For now, I’m going to begin a few simple acts of silence in order to bring peace and clarity back into my life.
- Hide the phone!! After walking in the door I can put my phone in a drawer to reduce the temptation to check it.
- Use a real alarm clock. I recently purchased this one and have really liked it. This allows you to enjoy the silence of the morning and not be tempted to check social media before your eyes even adjust to the light.
- Schedule silent time. I’ll start with 5 minutes and just breathe and stretch. Then I can add time each day or each week. In her book Soulful Simplicity, Courtney Carver refers to this as “habit stacking” and explains that a “slow build helps you ease in and makes your new routine sustainable.”
- Take a walk without electronics, even if just for 15 minutes. I can increase my awareness of the sounds around me, my thoughts, and the way my body feels as I take each step.
- Write in a journal.
- Throw birdseed out in your yard, sit silently, and see what happens.
- Write down 5 things that I am grateful for.
- Read an actual book that I can hold in your hands and enjoy the sound of each page turning. As I mentioned, I tend to hoard information and not process it, so maybe a fiction book might be a nice change. I can read for enjoyment rather than to gain information to give my brain a break.
- Schedule activities that don’t involve a phone. I could get a massage, have lunch with a friend, visit a museum, buy a canvas and some paint and go to town with no purpose, just for the enjoyment.

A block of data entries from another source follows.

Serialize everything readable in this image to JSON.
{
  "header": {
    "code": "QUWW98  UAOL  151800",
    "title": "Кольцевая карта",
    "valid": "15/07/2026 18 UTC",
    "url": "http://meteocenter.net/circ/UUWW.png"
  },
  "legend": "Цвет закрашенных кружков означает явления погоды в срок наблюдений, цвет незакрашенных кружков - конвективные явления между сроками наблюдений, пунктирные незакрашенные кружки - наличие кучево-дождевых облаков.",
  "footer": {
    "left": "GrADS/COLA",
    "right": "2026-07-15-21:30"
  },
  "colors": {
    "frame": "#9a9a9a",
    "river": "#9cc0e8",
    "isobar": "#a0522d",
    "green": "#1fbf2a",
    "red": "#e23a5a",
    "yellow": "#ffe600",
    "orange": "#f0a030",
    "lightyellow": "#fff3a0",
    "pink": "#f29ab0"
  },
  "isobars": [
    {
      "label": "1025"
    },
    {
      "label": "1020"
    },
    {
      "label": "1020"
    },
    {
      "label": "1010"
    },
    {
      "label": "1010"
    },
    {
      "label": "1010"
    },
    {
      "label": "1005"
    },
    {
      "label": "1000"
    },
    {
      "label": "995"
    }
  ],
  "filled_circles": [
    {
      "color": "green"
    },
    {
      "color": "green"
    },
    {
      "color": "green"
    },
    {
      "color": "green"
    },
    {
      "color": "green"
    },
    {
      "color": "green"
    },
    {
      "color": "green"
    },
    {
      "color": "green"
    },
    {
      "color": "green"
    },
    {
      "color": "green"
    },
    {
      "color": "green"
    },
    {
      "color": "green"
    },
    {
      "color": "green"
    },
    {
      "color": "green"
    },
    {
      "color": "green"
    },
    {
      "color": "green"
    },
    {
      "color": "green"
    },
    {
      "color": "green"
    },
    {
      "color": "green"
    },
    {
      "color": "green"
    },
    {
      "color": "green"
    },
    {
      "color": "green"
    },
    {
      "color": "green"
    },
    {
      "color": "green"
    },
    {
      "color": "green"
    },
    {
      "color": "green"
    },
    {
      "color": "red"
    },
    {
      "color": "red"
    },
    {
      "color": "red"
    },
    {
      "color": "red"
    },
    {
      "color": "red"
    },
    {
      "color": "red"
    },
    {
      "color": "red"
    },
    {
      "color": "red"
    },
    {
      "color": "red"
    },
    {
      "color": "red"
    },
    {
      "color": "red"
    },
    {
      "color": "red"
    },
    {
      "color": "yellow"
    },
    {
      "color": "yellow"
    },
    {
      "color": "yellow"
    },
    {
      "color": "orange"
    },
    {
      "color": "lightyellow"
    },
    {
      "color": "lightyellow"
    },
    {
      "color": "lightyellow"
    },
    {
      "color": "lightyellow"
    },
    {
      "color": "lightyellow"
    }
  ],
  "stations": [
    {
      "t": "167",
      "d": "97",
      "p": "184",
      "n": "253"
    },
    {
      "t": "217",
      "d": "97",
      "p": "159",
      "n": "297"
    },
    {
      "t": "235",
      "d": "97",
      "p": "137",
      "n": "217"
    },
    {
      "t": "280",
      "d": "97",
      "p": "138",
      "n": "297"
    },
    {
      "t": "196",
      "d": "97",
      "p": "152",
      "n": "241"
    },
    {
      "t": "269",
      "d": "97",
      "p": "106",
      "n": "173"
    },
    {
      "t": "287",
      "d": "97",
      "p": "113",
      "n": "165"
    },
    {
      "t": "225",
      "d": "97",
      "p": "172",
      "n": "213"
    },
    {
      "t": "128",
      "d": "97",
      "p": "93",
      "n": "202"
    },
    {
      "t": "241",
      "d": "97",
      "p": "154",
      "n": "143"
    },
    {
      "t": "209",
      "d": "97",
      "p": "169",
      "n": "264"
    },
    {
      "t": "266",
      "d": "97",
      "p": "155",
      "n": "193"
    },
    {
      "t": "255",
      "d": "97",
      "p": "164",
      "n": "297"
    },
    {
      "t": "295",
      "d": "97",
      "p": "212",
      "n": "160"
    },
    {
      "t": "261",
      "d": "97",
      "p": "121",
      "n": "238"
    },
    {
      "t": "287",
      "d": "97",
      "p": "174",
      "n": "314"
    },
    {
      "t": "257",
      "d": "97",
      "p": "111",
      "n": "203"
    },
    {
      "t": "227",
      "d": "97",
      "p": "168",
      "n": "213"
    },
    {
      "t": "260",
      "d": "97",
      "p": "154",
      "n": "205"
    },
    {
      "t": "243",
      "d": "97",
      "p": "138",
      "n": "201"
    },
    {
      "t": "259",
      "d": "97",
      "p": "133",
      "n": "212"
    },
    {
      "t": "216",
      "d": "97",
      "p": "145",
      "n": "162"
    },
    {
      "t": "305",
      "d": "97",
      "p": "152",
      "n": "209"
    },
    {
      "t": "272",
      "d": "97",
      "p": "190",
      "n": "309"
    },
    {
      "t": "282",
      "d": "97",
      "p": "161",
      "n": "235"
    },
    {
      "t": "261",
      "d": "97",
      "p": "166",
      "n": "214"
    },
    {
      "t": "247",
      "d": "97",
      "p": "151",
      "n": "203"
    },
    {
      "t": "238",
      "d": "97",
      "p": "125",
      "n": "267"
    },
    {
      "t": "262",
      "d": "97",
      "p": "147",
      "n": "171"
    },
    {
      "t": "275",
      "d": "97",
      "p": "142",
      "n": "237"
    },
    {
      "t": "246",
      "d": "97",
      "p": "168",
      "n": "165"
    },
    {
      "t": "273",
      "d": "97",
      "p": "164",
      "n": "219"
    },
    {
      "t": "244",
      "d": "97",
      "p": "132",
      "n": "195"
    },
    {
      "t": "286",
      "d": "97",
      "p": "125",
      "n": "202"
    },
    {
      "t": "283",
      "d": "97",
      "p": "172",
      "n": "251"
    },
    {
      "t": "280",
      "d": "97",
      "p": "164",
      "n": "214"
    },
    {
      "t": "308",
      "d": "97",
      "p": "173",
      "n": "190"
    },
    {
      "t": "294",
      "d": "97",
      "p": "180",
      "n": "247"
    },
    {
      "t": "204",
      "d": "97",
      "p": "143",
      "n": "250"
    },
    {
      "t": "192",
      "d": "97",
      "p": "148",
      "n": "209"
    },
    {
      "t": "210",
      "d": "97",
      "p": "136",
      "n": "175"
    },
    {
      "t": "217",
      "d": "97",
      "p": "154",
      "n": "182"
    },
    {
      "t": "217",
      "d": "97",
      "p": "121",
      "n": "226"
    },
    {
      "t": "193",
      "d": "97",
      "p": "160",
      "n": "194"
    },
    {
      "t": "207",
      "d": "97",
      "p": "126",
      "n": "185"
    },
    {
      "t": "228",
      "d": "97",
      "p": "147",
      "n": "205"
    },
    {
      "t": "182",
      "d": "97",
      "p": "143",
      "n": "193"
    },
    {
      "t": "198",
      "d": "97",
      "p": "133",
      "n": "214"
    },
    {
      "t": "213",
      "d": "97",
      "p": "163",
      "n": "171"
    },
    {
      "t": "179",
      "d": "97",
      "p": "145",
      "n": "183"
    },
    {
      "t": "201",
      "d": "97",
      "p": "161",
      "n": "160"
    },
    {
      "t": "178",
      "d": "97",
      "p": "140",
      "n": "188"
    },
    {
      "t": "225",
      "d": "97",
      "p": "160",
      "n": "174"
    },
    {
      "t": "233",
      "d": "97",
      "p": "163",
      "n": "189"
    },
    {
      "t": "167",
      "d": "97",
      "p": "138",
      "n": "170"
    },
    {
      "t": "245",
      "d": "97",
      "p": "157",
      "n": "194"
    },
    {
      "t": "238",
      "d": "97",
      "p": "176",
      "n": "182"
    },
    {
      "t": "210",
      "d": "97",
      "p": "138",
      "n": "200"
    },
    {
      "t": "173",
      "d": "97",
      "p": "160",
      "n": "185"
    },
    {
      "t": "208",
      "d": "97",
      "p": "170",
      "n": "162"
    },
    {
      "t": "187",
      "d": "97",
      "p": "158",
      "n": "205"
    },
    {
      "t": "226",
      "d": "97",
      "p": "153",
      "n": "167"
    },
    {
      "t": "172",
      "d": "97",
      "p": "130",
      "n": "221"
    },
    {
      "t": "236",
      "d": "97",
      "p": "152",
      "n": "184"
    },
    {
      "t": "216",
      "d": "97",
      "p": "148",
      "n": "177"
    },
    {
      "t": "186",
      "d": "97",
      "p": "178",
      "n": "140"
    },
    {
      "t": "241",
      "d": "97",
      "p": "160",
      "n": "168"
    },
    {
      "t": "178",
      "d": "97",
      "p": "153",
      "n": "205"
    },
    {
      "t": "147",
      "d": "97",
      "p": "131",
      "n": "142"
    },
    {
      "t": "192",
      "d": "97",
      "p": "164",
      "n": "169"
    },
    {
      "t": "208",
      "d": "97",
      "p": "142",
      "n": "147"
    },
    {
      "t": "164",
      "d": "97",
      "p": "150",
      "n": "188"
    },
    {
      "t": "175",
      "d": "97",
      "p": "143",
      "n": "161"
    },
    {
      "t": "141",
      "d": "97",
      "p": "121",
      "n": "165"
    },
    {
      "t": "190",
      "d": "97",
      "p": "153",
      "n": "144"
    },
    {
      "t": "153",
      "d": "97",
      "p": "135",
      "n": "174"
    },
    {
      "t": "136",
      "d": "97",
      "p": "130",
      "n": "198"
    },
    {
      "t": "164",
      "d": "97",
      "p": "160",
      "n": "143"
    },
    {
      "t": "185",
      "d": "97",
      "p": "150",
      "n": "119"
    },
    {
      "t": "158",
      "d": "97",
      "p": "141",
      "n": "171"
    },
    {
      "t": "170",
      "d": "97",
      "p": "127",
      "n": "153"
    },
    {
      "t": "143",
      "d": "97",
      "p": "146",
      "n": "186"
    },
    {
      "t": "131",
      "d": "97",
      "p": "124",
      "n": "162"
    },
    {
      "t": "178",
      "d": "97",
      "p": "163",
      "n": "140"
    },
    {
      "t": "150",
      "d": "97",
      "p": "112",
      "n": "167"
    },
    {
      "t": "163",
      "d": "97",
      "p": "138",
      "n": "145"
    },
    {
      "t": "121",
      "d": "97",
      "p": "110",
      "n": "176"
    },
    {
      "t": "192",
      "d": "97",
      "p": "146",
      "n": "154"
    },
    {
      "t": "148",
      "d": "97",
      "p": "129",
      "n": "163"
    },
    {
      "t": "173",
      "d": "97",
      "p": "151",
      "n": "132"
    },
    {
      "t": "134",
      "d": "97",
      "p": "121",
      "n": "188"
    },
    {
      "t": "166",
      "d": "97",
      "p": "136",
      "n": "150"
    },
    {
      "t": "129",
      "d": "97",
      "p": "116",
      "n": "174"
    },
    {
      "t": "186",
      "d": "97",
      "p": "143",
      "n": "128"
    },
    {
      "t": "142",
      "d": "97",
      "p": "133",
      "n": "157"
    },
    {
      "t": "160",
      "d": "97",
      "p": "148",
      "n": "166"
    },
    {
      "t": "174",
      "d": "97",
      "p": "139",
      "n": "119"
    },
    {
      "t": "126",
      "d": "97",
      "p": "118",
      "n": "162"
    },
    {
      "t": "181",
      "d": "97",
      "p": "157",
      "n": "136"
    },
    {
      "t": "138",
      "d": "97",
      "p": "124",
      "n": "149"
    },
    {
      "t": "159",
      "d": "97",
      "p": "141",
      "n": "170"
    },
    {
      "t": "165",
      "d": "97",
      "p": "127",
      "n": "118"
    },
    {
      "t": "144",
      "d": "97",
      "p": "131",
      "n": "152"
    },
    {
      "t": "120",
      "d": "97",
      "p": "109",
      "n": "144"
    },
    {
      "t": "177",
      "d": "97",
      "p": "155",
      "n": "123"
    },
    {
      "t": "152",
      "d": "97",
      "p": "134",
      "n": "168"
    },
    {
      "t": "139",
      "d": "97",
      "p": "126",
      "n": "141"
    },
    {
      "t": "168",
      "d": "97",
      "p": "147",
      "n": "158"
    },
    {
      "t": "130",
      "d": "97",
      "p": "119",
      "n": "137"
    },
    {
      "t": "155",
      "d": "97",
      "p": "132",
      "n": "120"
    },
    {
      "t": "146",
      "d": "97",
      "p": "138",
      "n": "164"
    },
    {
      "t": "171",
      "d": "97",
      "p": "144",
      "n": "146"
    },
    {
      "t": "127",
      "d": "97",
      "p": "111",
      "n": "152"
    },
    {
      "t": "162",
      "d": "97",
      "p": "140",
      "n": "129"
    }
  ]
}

If you too are drowning in the chaos of noise and information, I hope that these simple acts of silence will end up being acts of kindness to your heart and soul and soon you will find yourself feeling refreshed and restored.
Until next time……be well.